DESCRIPTION OF THE TASK —
Respond with the count alone after checking every line in the material below for "handle".

EXERCISE INPUTS —
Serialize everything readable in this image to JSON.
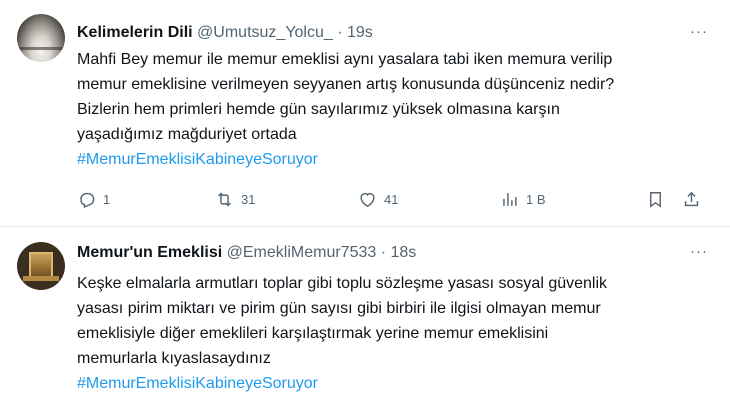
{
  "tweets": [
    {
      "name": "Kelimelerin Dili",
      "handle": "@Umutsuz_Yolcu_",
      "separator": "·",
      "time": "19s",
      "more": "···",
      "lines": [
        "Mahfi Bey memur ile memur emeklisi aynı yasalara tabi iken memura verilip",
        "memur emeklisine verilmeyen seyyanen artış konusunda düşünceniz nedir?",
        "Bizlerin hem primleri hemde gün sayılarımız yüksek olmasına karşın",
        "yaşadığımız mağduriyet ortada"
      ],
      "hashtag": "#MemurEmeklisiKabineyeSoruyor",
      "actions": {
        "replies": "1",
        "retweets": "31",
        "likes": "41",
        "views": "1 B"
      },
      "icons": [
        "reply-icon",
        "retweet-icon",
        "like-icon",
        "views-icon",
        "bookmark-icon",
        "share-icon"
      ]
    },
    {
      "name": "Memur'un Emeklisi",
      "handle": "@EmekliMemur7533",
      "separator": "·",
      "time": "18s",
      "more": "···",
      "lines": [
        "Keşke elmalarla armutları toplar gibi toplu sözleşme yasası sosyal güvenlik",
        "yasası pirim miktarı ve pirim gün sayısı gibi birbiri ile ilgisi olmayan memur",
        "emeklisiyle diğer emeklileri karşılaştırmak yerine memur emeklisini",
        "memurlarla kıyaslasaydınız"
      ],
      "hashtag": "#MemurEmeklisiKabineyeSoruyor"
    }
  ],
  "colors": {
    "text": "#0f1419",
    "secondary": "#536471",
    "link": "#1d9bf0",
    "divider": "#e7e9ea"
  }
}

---

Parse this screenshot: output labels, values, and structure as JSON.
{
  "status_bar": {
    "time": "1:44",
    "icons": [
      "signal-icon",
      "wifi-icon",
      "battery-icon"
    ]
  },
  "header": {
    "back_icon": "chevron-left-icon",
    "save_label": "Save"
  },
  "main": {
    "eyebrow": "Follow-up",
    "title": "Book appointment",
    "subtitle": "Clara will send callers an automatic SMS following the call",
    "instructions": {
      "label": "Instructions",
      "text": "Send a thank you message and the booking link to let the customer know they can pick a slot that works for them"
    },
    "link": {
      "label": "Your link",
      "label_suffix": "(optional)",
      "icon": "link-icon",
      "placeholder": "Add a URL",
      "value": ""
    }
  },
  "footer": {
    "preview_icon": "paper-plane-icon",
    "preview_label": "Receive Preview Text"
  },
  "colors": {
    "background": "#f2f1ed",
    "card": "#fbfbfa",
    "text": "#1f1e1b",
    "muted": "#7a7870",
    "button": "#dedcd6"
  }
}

ANSWER —
2